In the Octane case, the U.S. Supreme Court unanimously ruled that the two-prong test was “unduly rigid and impermissible” and inconsistent with § 285. This decision, therefore, overruled more than nine years of case law under § 285, and upheld the pre-2005 standard that the district courts have discretionary authority to look, on a case-by-case basis, at a totality of the circumstances in determining whether a case is exceptional. In the majority opinion, Justice Sonia Sotomayor stated that district courts should use their best judgment, defining an “exceptional” situation as “simply one that stands out from others” with regards to the strength of a company’s case or the “unreasonable manner” in which the case was made. The court also held that § 285 is a simple discretionary inquiry and does not impose such a high evidentiary burden as “clear and convincing evidence” thereby overruling the “clear and convincing” evidentiary standard used in post and pre-2005 patent infringement cases. Further, the Supreme Court’s decision in the Highmark case limited the ability of the appellate court to overturn the discretion of the district court in awarding reasonable attorneys’ fees in patent infringement cases.
The U.S. Supreme Court’s decision in Octane creates ambiguity on how liberally the district courts should consider this new standard, which leads to the question whether there will be an increase in the award of reasonable attorneys’ fees to defendants in patent infringement cases post-April 29, 2014. The decision will, most likely, make it easier for defendants, who are generally accused infringers, to be awarded reasonable attorneys’ fees from the patentees.

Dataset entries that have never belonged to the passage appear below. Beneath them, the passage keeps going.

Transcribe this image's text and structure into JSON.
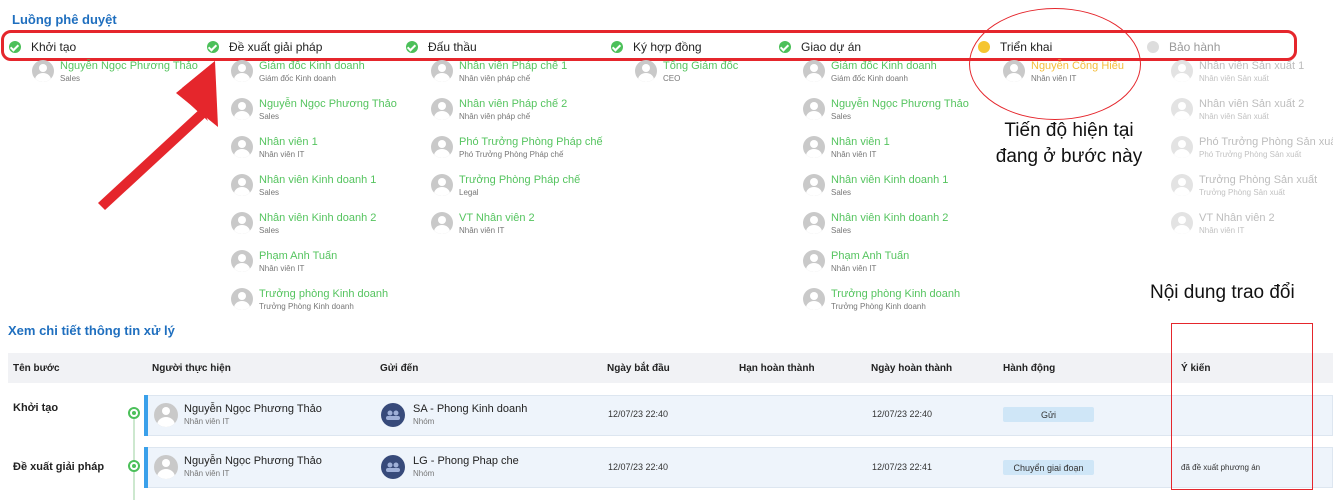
{
  "section_flow_title": "Luồng phê duyệt",
  "section_detail_title": "Xem chi tiết thông tin xử lý",
  "steps": [
    {
      "label": "Khởi tạo",
      "status": "done"
    },
    {
      "label": "Đề xuất giải pháp",
      "status": "done"
    },
    {
      "label": "Đấu thầu",
      "status": "done"
    },
    {
      "label": "Ký hợp đồng",
      "status": "done"
    },
    {
      "label": "Giao dự án",
      "status": "done"
    },
    {
      "label": "Triển khai",
      "status": "current"
    },
    {
      "label": "Bảo hành",
      "status": "pending"
    }
  ],
  "approvers": {
    "khoi_tao": [
      {
        "name": "Nguyễn Ngọc Phương Thảo",
        "role": "Sales"
      }
    ],
    "de_xuat": [
      {
        "name": "Giám đốc Kinh doanh",
        "role": "Giám đốc Kinh doanh"
      },
      {
        "name": "Nguyễn Ngọc Phương Thảo",
        "role": "Sales"
      },
      {
        "name": "Nhân viên 1",
        "role": "Nhân viên IT"
      },
      {
        "name": "Nhân viên Kinh doanh 1",
        "role": "Sales"
      },
      {
        "name": "Nhân viên Kinh doanh 2",
        "role": "Sales"
      },
      {
        "name": "Phạm Anh Tuấn",
        "role": "Nhân viên IT"
      },
      {
        "name": "Trưởng phòng Kinh doanh",
        "role": "Trưởng Phòng Kinh doanh"
      }
    ],
    "dau_thau": [
      {
        "name": "Nhân viên Pháp chế 1",
        "role": "Nhân viên pháp chế"
      },
      {
        "name": "Nhân viên Pháp chế 2",
        "role": "Nhân viên pháp chế"
      },
      {
        "name": "Phó Trưởng Phòng Pháp chế",
        "role": "Phó Trưởng Phòng Pháp chế"
      },
      {
        "name": "Trưởng Phòng Pháp chế",
        "role": "Legal"
      },
      {
        "name": "VT Nhân viên 2",
        "role": "Nhân viên IT"
      }
    ],
    "ky_hop_dong": [
      {
        "name": "Tổng Giám đốc",
        "role": "CEO"
      }
    ],
    "giao_du_an": [
      {
        "name": "Giám đốc Kinh doanh",
        "role": "Giám đốc Kinh doanh"
      },
      {
        "name": "Nguyễn Ngọc Phương Thảo",
        "role": "Sales"
      },
      {
        "name": "Nhân viên 1",
        "role": "Nhân viên IT"
      },
      {
        "name": "Nhân viên Kinh doanh 1",
        "role": "Sales"
      },
      {
        "name": "Nhân viên Kinh doanh 2",
        "role": "Sales"
      },
      {
        "name": "Phạm Anh Tuấn",
        "role": "Nhân viên IT"
      },
      {
        "name": "Trưởng phòng Kinh doanh",
        "role": "Trưởng Phòng Kinh doanh"
      }
    ],
    "trien_khai": [
      {
        "name": "Nguyễn Công Hiếu",
        "role": "Nhân viên IT"
      }
    ],
    "bao_hanh": [
      {
        "name": "Nhân viên Sản xuất 1",
        "role": "Nhân viên Sản xuất"
      },
      {
        "name": "Nhân viên Sản xuất 2",
        "role": "Nhân viên Sản xuất"
      },
      {
        "name": "Phó Trưởng Phòng Sản xuất",
        "role": "Phó Trưởng Phòng Sản xuất"
      },
      {
        "name": "Trưởng Phòng Sản xuất",
        "role": "Trưởng Phòng Sản xuất"
      },
      {
        "name": "VT Nhân viên 2",
        "role": "Nhân viên IT"
      }
    ]
  },
  "annotations": {
    "current_progress": "Tiến độ hiện tại đang ở bước này",
    "exchange_content": "Nội dung trao đổi"
  },
  "table": {
    "headers": [
      "Tên bước",
      "Người thực hiện",
      "Gửi đến",
      "Ngày bắt đầu",
      "Hạn hoàn thành",
      "Ngày hoàn thành",
      "Hành động",
      "Ý kiến"
    ],
    "rows": [
      {
        "step": "Khởi tạo",
        "performer": "Nguyễn Ngọc Phương Thảo",
        "performer_role": "Nhân viên IT",
        "sent_to": "SA - Phong Kinh doanh",
        "sent_to_type": "Nhóm",
        "start": "12/07/23 22:40",
        "deadline": "",
        "completed": "12/07/23 22:40",
        "action": "Gửi",
        "opinion": ""
      },
      {
        "step": "Đề xuất giải pháp",
        "performer": "Nguyễn Ngọc Phương Thảo",
        "performer_role": "Nhân viên IT",
        "sent_to": "LG - Phong Phap che",
        "sent_to_type": "Nhóm",
        "start": "12/07/23 22:40",
        "deadline": "",
        "completed": "12/07/23 22:41",
        "action": "Chuyển giai đoạn",
        "opinion": "đã đề xuất phương án"
      }
    ]
  },
  "colors": {
    "accent_red": "#e5262c",
    "done_green": "#4cc05a",
    "current_yellow": "#f5c530",
    "title_blue": "#1f6fbf"
  }
}
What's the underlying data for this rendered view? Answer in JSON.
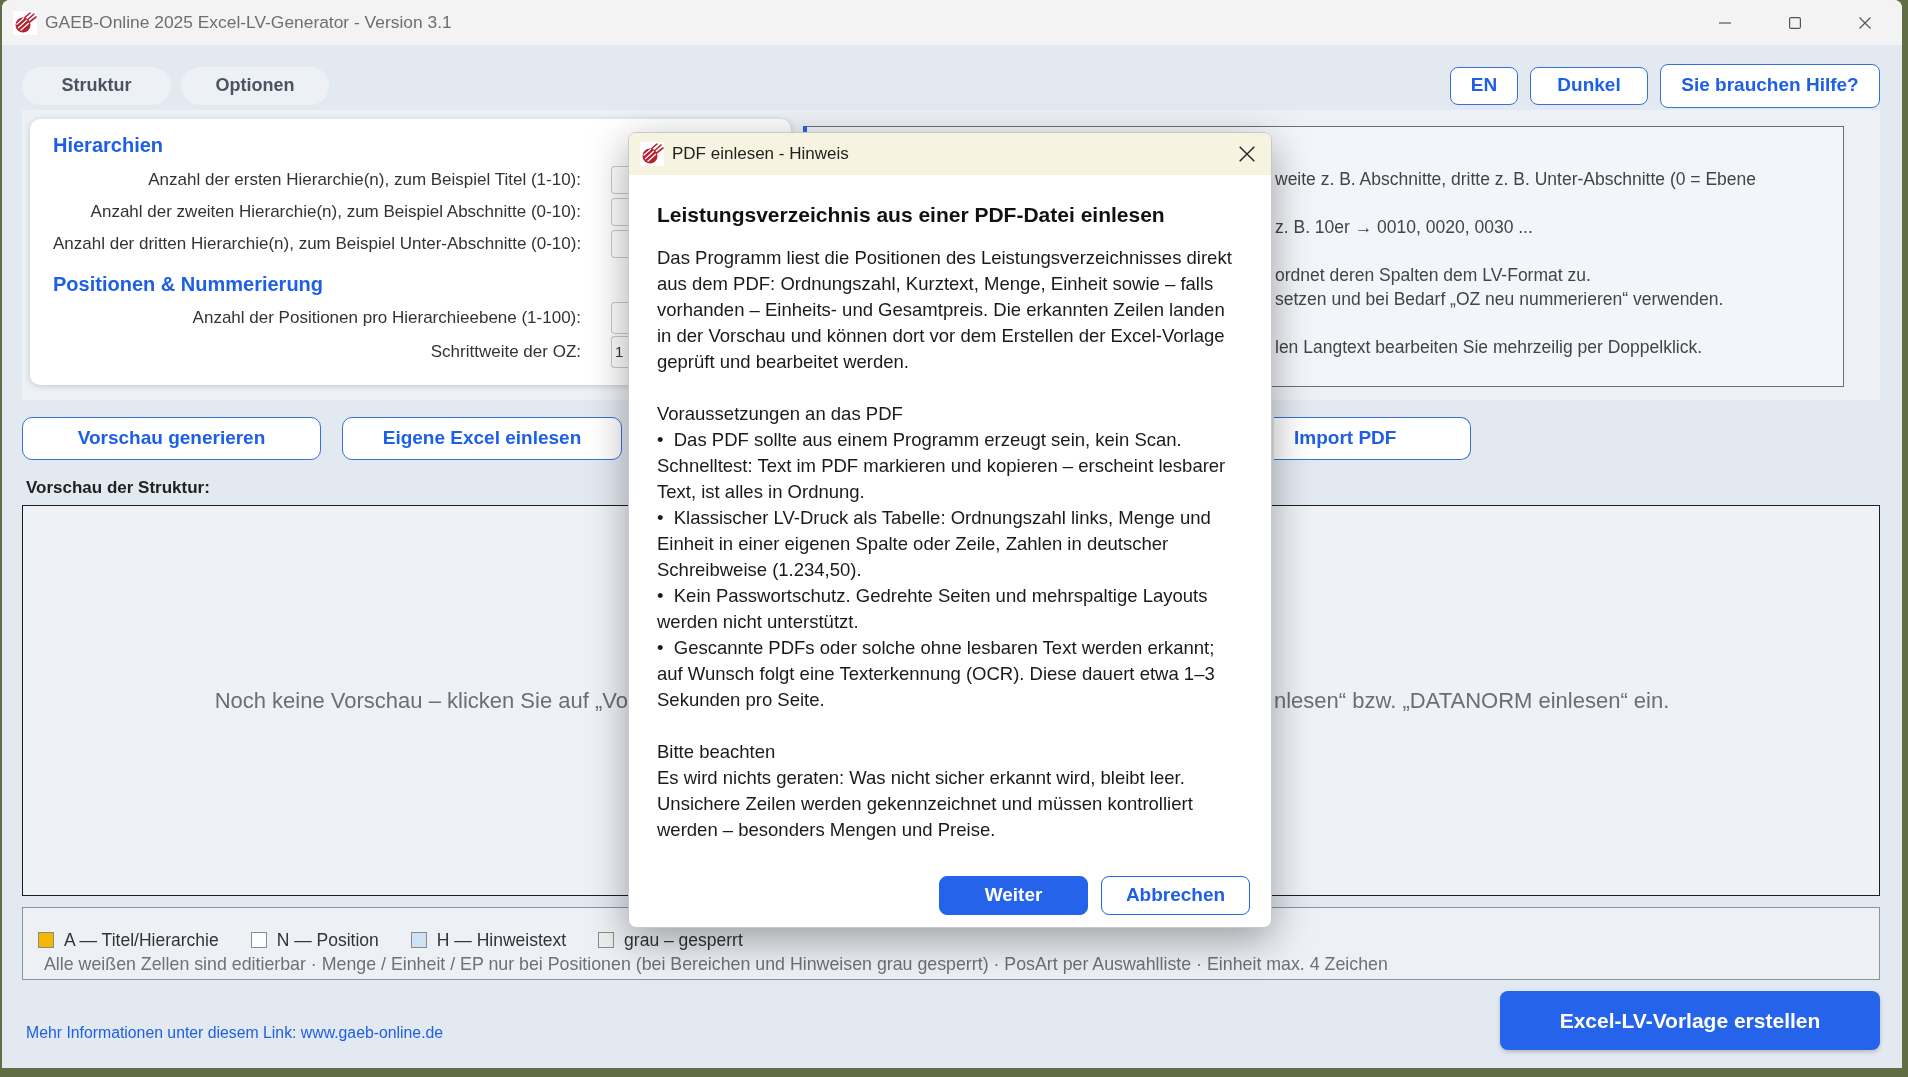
{
  "window": {
    "title": "GAEB-Online 2025 Excel-LV-Generator - Version 3.1"
  },
  "tabs": [
    {
      "label": "Struktur",
      "selected": false
    },
    {
      "label": "Optionen",
      "selected": false
    }
  ],
  "header_buttons": [
    {
      "label": "EN"
    },
    {
      "label": "Dunkel"
    },
    {
      "label": "Sie brauchen Hilfe?"
    }
  ],
  "settings_card": {
    "sections": [
      {
        "title": "Hierarchien",
        "fields": [
          {
            "label": "Anzahl der ersten Hierarchie(n), zum Beispiel Titel (1-10):"
          },
          {
            "label": "Anzahl der zweiten Hierarchie(n), zum Beispiel Abschnitte (0-10):"
          },
          {
            "label": "Anzahl der dritten Hierarchie(n), zum Beispiel Unter-Abschnitte (0-10):"
          }
        ]
      },
      {
        "title": "Positionen & Nummerierung",
        "fields": [
          {
            "label": "Anzahl der Positionen pro Hierarchieebene (1-100):"
          },
          {
            "label": "Schrittweite der OZ:",
            "value": "1"
          }
        ]
      }
    ]
  },
  "help_panel": {
    "paragraphs": [
      {
        "lines": [
          "weite z. B. Abschnitte, dritte z. B. Unter-Abschnitte (0 = Ebene"
        ]
      },
      {
        "lines": [
          "z. B. 10er → 0010, 0020, 0030 ..."
        ]
      },
      {
        "lines": [
          "ordnet deren Spalten dem LV-Format zu.",
          "setzen und bei Bedarf „OZ neu nummerieren“ verwenden."
        ]
      },
      {
        "lines": [
          "len Langtext bearbeiten Sie mehrzeilig per Doppelklick."
        ]
      }
    ]
  },
  "action_buttons": [
    {
      "label": "Vorschau generieren"
    },
    {
      "label": "Eigene Excel einlesen"
    },
    {
      "label": "Import PDF"
    }
  ],
  "preview": {
    "label": "Vorschau der Struktur:",
    "placeholder_parts": [
      "Noch keine Vorschau – klicken Sie auf „Vo",
      "nlesen“ bzw. „DATANORM einlesen“ ein."
    ]
  },
  "legend": {
    "items": [
      {
        "label": "A — Titel/Hierarchie",
        "color": "#f5b800"
      },
      {
        "label": "N — Position",
        "color": "#ffffff"
      },
      {
        "label": "H — Hinweistext",
        "color": "#cfe2f5"
      },
      {
        "label": "grau – gesperrt",
        "color": "#eeeeee"
      }
    ],
    "note": "Alle weißen Zellen sind editierbar · Menge / Einheit / EP nur bei Positionen (bei Bereichen und Hinweisen grau gesperrt) · PosArt per Auswahlliste · Einheit max. 4 Zeichen"
  },
  "footer": {
    "link": "Mehr Informationen unter diesem Link: www.gaeb-online.de",
    "create_button": "Excel-LV-Vorlage erstellen"
  },
  "dialog": {
    "title": "PDF einlesen - Hinweis",
    "heading": "Leistungsverzeichnis aus einer PDF-Datei einlesen",
    "intro": "Das Programm liest die Positionen des Leistungsverzeichnisses direkt aus dem PDF: Ordnungszahl, Kurztext, Menge, Einheit sowie – falls vorhanden – Einheits- und Gesamtpreis. Die erkannten Zeilen landen in der Vorschau und können dort vor dem Erstellen der Excel-Vorlage geprüft und bearbeitet werden.",
    "sections": [
      {
        "title": "Voraussetzungen an das PDF",
        "paragraphs": [
          "•  Das PDF sollte aus einem Programm erzeugt sein, kein Scan. Schnelltest: Text im PDF markieren und kopieren – erscheint lesbarer Text, ist alles in Ordnung.",
          "•  Klassischer LV-Druck als Tabelle: Ordnungszahl links, Menge und Einheit in einer eigenen Spalte oder Zeile, Zahlen in deutscher Schreibweise (1.234,50).",
          "•  Kein Passwortschutz. Gedrehte Seiten und mehrspaltige Layouts werden nicht unterstützt.",
          "•  Gescannte PDFs oder solche ohne lesbaren Text werden erkannt; auf Wunsch folgt eine Texterkennung (OCR). Diese dauert etwa 1–3 Sekunden pro Seite."
        ]
      },
      {
        "title": "Bitte beachten",
        "paragraphs": [
          "Es wird nichts geraten: Was nicht sicher erkannt wird, bleibt leer. Unsichere Zeilen werden gekennzeichnet und müssen kontrolliert werden – besonders Mengen und Preise."
        ]
      }
    ],
    "buttons": [
      {
        "label": "Weiter",
        "kind": "primary"
      },
      {
        "label": "Abbrechen",
        "kind": "secondary"
      }
    ]
  }
}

Nonetheless, these rulings are perceived as a victory to patent owners against patent trolls, who have commenced frivolous lawsuits against patent owners with the intent to obtain quick settlements. The increase in frivolous lawsuits from patent trolls has been a growing concern for patent owners in recent years. These decisions will also affect settlement negotiations in which a plaintiff can no longer threaten commencing an action with the intent to induce settlement negotiations, and settlements may be riskier when the option of the prevailing party obtaining all reasonable attorneys’ fee is on the table.

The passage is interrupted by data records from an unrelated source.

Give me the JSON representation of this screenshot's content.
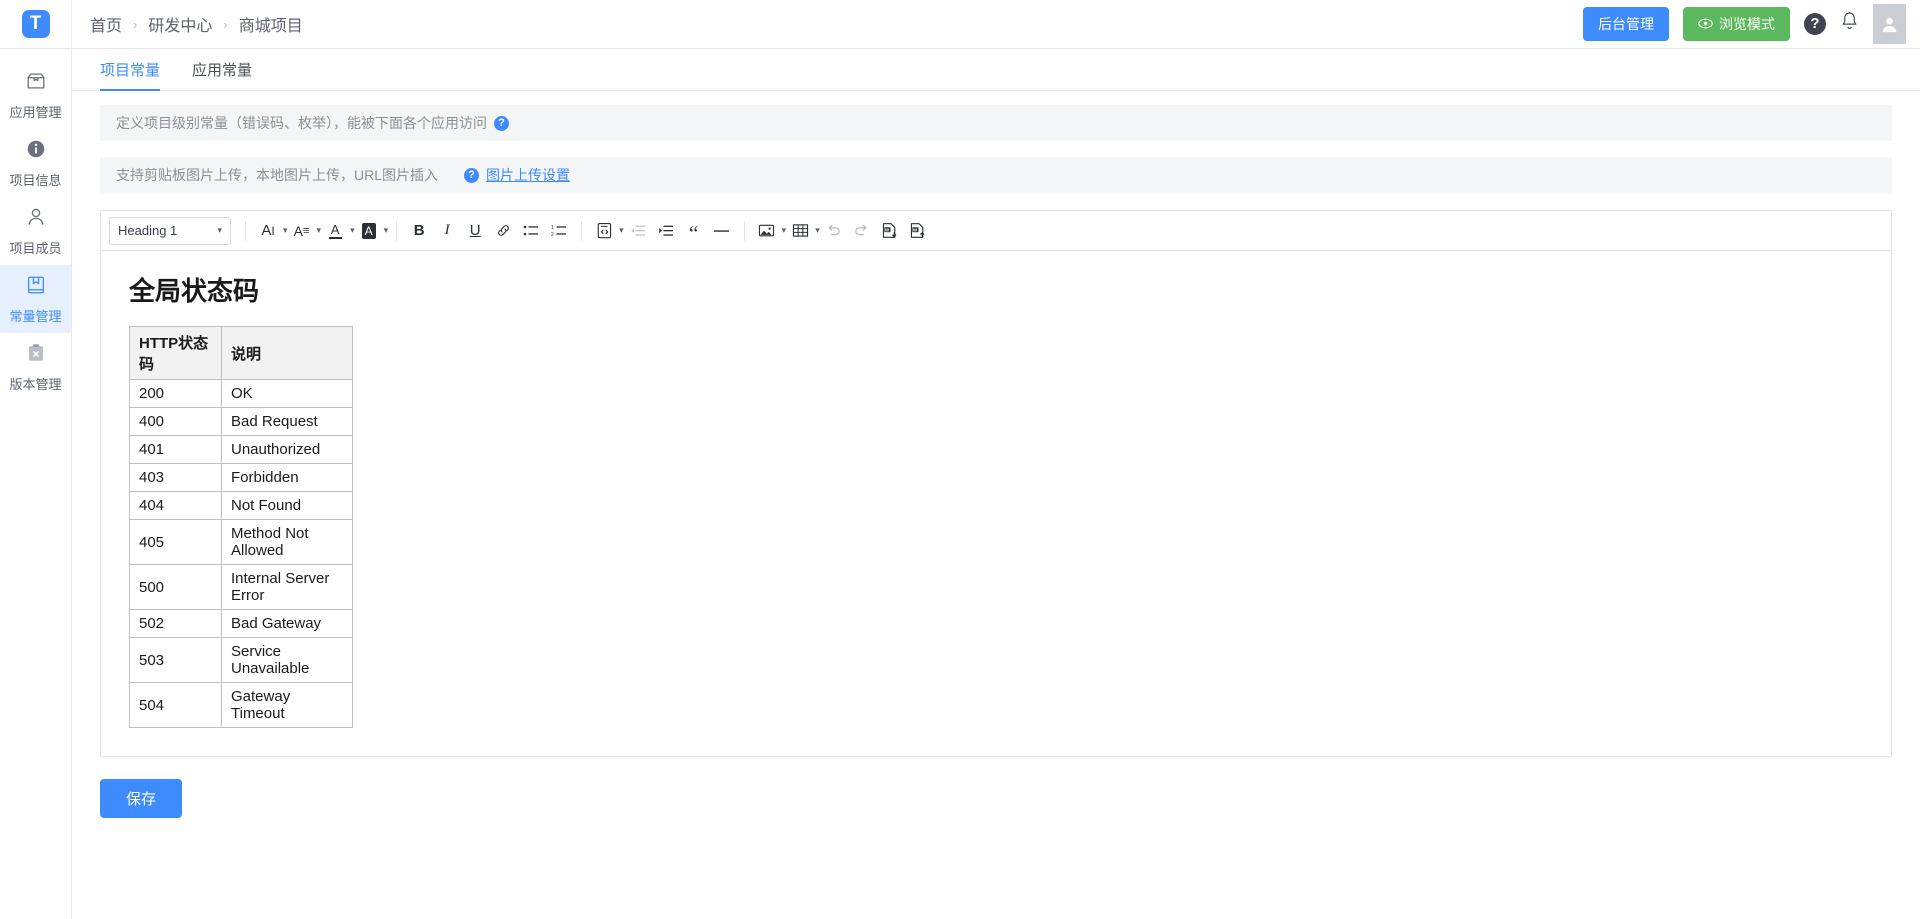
{
  "topbar": {
    "logo_text": "T",
    "logo_color": "#3d8bfd",
    "breadcrumb": [
      "首页",
      "研发中心",
      "商城项目"
    ],
    "separator": "›",
    "admin_button": "后台管理",
    "preview_button": "浏览模式",
    "help_icon": "question-mark-icon",
    "bell_icon": "notification-bell-icon",
    "avatar_icon": "user-avatar-icon"
  },
  "sidebar": {
    "items": [
      {
        "label": "应用管理",
        "icon": "box-icon",
        "active": false
      },
      {
        "label": "项目信息",
        "icon": "info-circle-icon",
        "active": false
      },
      {
        "label": "项目成员",
        "icon": "user-icon",
        "active": false
      },
      {
        "label": "常量管理",
        "icon": "book-icon",
        "active": true
      },
      {
        "label": "版本管理",
        "icon": "clipboard-x-icon",
        "active": false
      }
    ],
    "active_color": "#3d8bfd",
    "active_background": "#e5effd"
  },
  "tabs": [
    {
      "label": "项目常量",
      "active": true
    },
    {
      "label": "应用常量",
      "active": false
    }
  ],
  "notices": {
    "first": "定义项目级别常量（错误码、枚举），能被下面各个应用访问",
    "second": "支持剪贴板图片上传，本地图片上传，URL图片插入",
    "second_link": "图片上传设置"
  },
  "toolbar": {
    "heading_select": "Heading 1",
    "items": [
      {
        "name": "font-size-icon",
        "glyph": "AI",
        "dropdown": true,
        "dim": false
      },
      {
        "name": "line-height-icon",
        "glyph": "A≡",
        "dropdown": true,
        "dim": false
      },
      {
        "name": "text-color-icon",
        "glyph": "A",
        "dropdown": true,
        "dim": false
      },
      {
        "name": "background-color-icon",
        "glyph": "A",
        "dropdown": true,
        "dim": false
      },
      {
        "name": "bold-icon",
        "glyph": "B",
        "dropdown": false,
        "dim": false
      },
      {
        "name": "italic-icon",
        "glyph": "I",
        "dropdown": false,
        "dim": false
      },
      {
        "name": "underline-icon",
        "glyph": "U",
        "dropdown": false,
        "dim": false
      },
      {
        "name": "link-icon",
        "glyph": "🔗",
        "dropdown": false,
        "dim": false
      },
      {
        "name": "bullet-list-icon",
        "glyph": "•≡",
        "dropdown": false,
        "dim": false
      },
      {
        "name": "numbered-list-icon",
        "glyph": "1≡",
        "dropdown": false,
        "dim": false
      },
      {
        "name": "code-block-icon",
        "glyph": "</>",
        "dropdown": true,
        "dim": false
      },
      {
        "name": "outdent-icon",
        "glyph": "←≡",
        "dropdown": false,
        "dim": true
      },
      {
        "name": "indent-icon",
        "glyph": "→≡",
        "dropdown": false,
        "dim": false
      },
      {
        "name": "blockquote-icon",
        "glyph": "“",
        "dropdown": false,
        "dim": false
      },
      {
        "name": "horizontal-rule-icon",
        "glyph": "—",
        "dropdown": false,
        "dim": false
      },
      {
        "name": "insert-image-icon",
        "glyph": "🖼",
        "dropdown": true,
        "dim": false
      },
      {
        "name": "insert-table-icon",
        "glyph": "▦",
        "dropdown": true,
        "dim": false
      },
      {
        "name": "undo-icon",
        "glyph": "↩",
        "dropdown": false,
        "dim": true
      },
      {
        "name": "redo-icon",
        "glyph": "↪",
        "dropdown": false,
        "dim": true
      },
      {
        "name": "import-word-icon",
        "glyph": "W↓",
        "dropdown": false,
        "dim": false
      },
      {
        "name": "export-word-icon",
        "glyph": "W↑",
        "dropdown": false,
        "dim": false
      }
    ]
  },
  "document": {
    "heading": "全局状态码",
    "table": {
      "columns": [
        "HTTP状态码",
        "说明"
      ],
      "rows": [
        [
          "200",
          "OK"
        ],
        [
          "400",
          "Bad Request"
        ],
        [
          "401",
          "Unauthorized"
        ],
        [
          "403",
          "Forbidden"
        ],
        [
          "404",
          "Not Found"
        ],
        [
          "405",
          "Method Not Allowed"
        ],
        [
          "500",
          "Internal Server Error"
        ],
        [
          "502",
          "Bad Gateway"
        ],
        [
          "503",
          "Service Unavailable"
        ],
        [
          "504",
          "Gateway Timeout"
        ]
      ]
    }
  },
  "actions": {
    "save_label": "保存"
  }
}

These rulings are only two of seven important intellectual property cases involving the ambiguity of claim construction, interpretation of claims and limitations on controversial software patents that are being argued before the U.S. Supreme Court this term. If the U.S. Supreme Court’s decisions in the Highmark and Octane lawsuits are any indication of its future intellectual property rulings, it promises to be a “ground-breaking” year for intellectual property.
For more information on these U.S. Supreme Court rulings or our intellectual practice area, please contact John F. Renzulli.